For persons of both modest means and ELI, cohousing can combine affordability, access to transportation, a safe and decent living arrangement, and a chance to live a relatively independent, stable life among like-minded people.  This stability increases the individual's ability to pursue other goals such as supplemental employment, increased skills, and improved personal well-being.  for the seniors , it provides the ability to "age in place".


Aging in place is the single most important component in a quality senior cohousing environment.  This is what differentiates a typical rooming house from senior cohousing.  Well managed cohousing for seniors provides long term opportunities for social interaction and a shared-living community that has been determined by many social scientists to be an important element of healthy day-to-day living.  Shared, senior cohousing that is created in existing neighborhoods can provide many benefits for the community and the individual:

  • Reduces stress often associated with living alone;
  • Meets social and emotional needs through increased companionship;
  • Improves the potential for good nutrition through group meals;
  • Promotes self-determination and independence through interdependence;
  • Improves the safety of the living environment;
  • Helps prevent premature institutionalization of seniors;
  • Reduces the demand for costly nursing homes and related long-term care facilities;
  • Revitalizes and rehabilitates existing housing stocks near transportation systems;
  • Maintains property tax base needed in smaller communities;
  • Minimizes public expenditures for low-income housing; and
·         Provides investment opportunities for small investors, while promoting a private sector commitment to its less advantaged senior citizens.

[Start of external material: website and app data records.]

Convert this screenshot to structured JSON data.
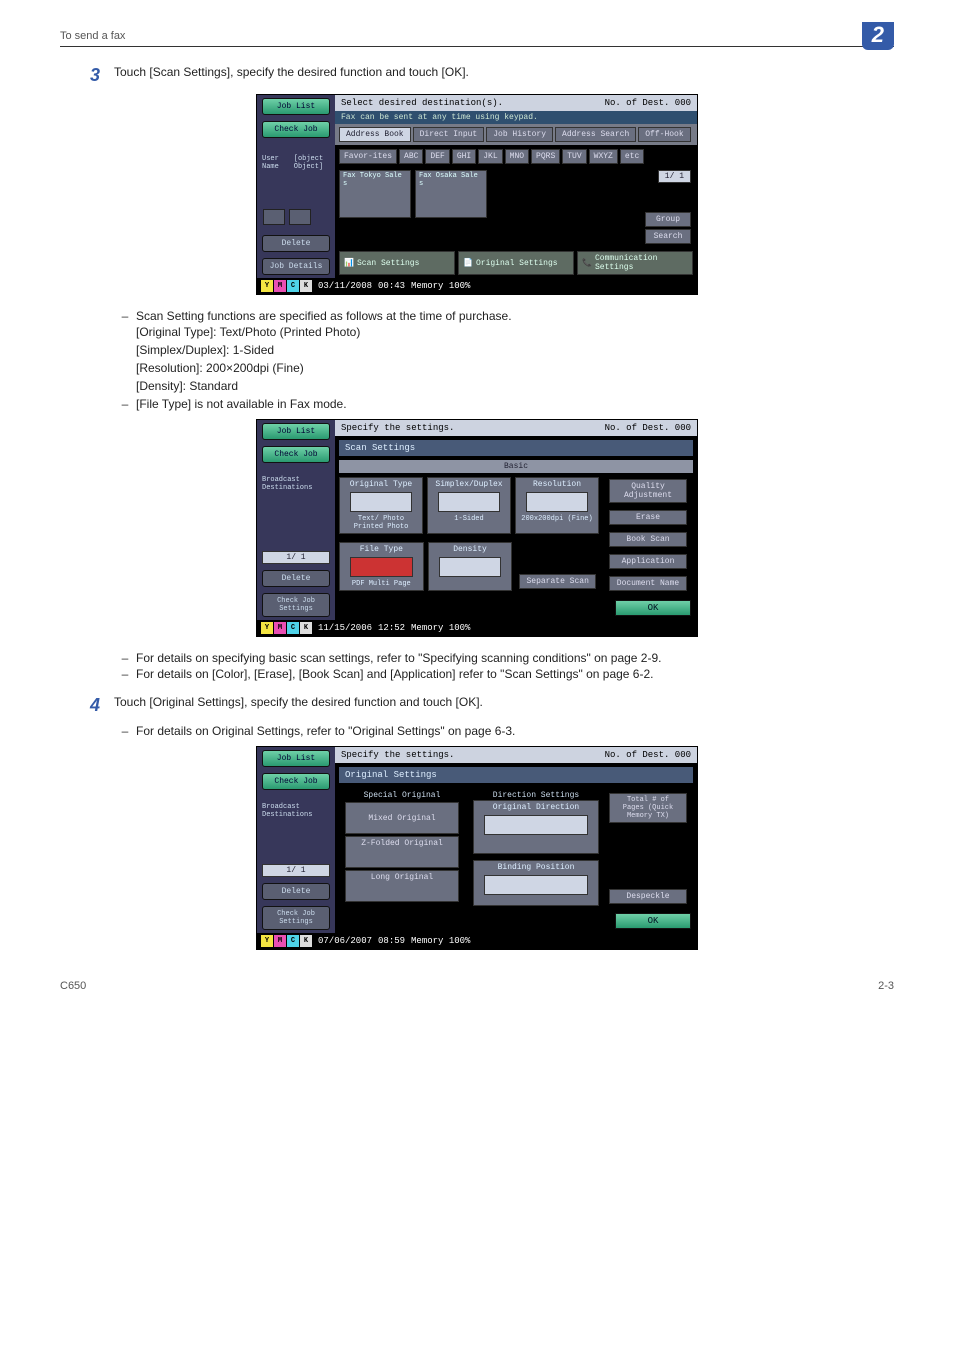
{
  "header": {
    "running": "To send a fax",
    "chapter": "2"
  },
  "steps": {
    "s3": {
      "num": "3",
      "text": "Touch [Scan Settings], specify the desired function and touch [OK]."
    },
    "s3_notes": {
      "lead": "Scan Setting functions are specified as follows at the time of purchase.",
      "l1": "[Original Type]: Text/Photo (Printed Photo)",
      "l2": "[Simplex/Duplex]: 1-Sided",
      "l3": "[Resolution]: 200×200dpi (Fine)",
      "l4": "[Density]: Standard",
      "filetype": "[File Type] is not available in Fax mode."
    },
    "s3_post": {
      "a": "For details on specifying basic scan settings, refer to \"Specifying scanning conditions\" on page 2-9.",
      "b": "For details on [Color], [Erase], [Book Scan] and [Application] refer to \"Scan Settings\" on page 6-2."
    },
    "s4": {
      "num": "4",
      "text": "Touch [Original Settings], specify the desired function and touch [OK]."
    },
    "s4_notes": {
      "a": "For details on Original Settings, refer to \"Original Settings\" on page 6-3."
    }
  },
  "scr1": {
    "job_list": "Job List",
    "check_job": "Check Job",
    "user_name": "User Name",
    "status": {
      "date": "03/11/2008",
      "time": "00:43",
      "mem": "Memory   100%"
    },
    "delete": "Delete",
    "job_details": "Job Details",
    "title": "Select desired destination(s).",
    "dest_count": "No. of Dest.   000",
    "hint": "Fax can be sent at any time using keypad.",
    "tabs": {
      "address_book": "Address Book",
      "direct_input": "Direct Input",
      "job_history": "Job History",
      "address_search": "Address Search",
      "off_hook": "Off-Hook"
    },
    "keys": {
      "favorites": "Favor-ites",
      "abc": "ABC",
      "def": "DEF",
      "ghi": "GHI",
      "jkl": "JKL",
      "mno": "MNO",
      "pqrs": "PQRS",
      "tuv": "TUV",
      "wxyz": "WXYZ",
      "etc": "etc"
    },
    "cards": {
      "c1": "Fax\nTokyo Sale\ns",
      "c2": "Fax\nOsaka Sale\ns",
      "pager": "1/ 1"
    },
    "side": {
      "group": "Group",
      "search": "Search"
    },
    "bottom": {
      "scan": "Scan Settings",
      "orig": "Original Settings",
      "comm": "Communication Settings"
    }
  },
  "scr2": {
    "job_list": "Job List",
    "check_job": "Check Job",
    "bd": "Broadcast Destinations",
    "pager": "1/ 1",
    "delete": "Delete",
    "cjs": "Check Job Settings",
    "title": "Specify the settings.",
    "dest_count": "No. of Dest.   000",
    "panel": "Scan Settings",
    "basic": "Basic",
    "cells": {
      "orig_type": "Original Type",
      "orig_type_val": "Text/ Photo Printed Photo",
      "sd": "Simplex/Duplex",
      "sd_val": "1-Sided",
      "res": "Resolution",
      "res_val": "200x200dpi (Fine)",
      "ft": "File Type",
      "ft_val": "PDF Multi Page",
      "den": "Density",
      "sep": "Separate Scan"
    },
    "right": {
      "qa": "Quality Adjustment",
      "erase": "Erase",
      "bs": "Book Scan",
      "app": "Application",
      "dn": "Document Name"
    },
    "ok": "OK",
    "status": {
      "date": "11/15/2006",
      "time": "12:52",
      "mem": "Memory   100%"
    }
  },
  "scr3": {
    "job_list": "Job List",
    "check_job": "Check Job",
    "bd": "Broadcast Destinations",
    "pager": "1/ 1",
    "delete": "Delete",
    "cjs": "Check Job Settings",
    "title": "Specify the settings.",
    "dest_count": "No. of Dest.   000",
    "panel": "Original Settings",
    "labels": {
      "special": "Special Original",
      "mixed": "Mixed Original",
      "zfold": "Z-Folded Original",
      "long": "Long Original",
      "dirset": "Direction Settings",
      "odir": "Original Direction",
      "bpos": "Binding Position",
      "pages": "Total # of Pages (Quick Memory TX)",
      "despeckle": "Despeckle"
    },
    "ok": "OK",
    "status": {
      "date": "07/06/2007",
      "time": "08:59",
      "mem": "Memory   100%"
    }
  },
  "footer": {
    "model": "C650",
    "page": "2-3"
  }
}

Report by: National Alliance To End Homelessness, April, 2009
                      Article from Sacramento Bee, Wall Street Journal